The data below must be copied in full and without any change.

=== Material for this task ===

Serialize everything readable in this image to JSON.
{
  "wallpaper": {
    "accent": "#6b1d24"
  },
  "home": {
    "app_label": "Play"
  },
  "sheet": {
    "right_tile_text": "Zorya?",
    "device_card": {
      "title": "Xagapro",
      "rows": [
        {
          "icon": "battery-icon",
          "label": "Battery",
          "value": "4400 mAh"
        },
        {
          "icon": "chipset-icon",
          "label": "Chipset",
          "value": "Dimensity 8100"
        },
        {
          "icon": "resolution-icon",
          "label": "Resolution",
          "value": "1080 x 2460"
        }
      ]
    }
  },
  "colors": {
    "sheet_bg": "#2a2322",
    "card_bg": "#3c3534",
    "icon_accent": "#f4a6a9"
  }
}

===

■ Problem solution ■
Serialize everything readable in this image to JSON.
{
  "wallpaper": {
    "accent": "#6b1d24"
  },
  "home": {
    "app_label": "Play"
  },
  "sheet": {
    "right_tile_text": "Zorya?",
    "device_card": {
      "title": "Xagapro",
      "rows": [
        {
          "icon": "battery-icon",
          "label": "Battery",
          "value": "4400 mAh"
        },
        {
          "icon": "chipset-icon",
          "label": "Chipset",
          "value": "Dimensity 8100"
        },
        {
          "icon": "resolution-icon",
          "label": "Resolution",
          "value": "1080 x 2460"
        }
      ]
    }
  },
  "colors": {
    "sheet_bg": "#2a2322",
    "card_bg": "#3c3534",
    "icon_accent": "#f4a6a9"
  }
}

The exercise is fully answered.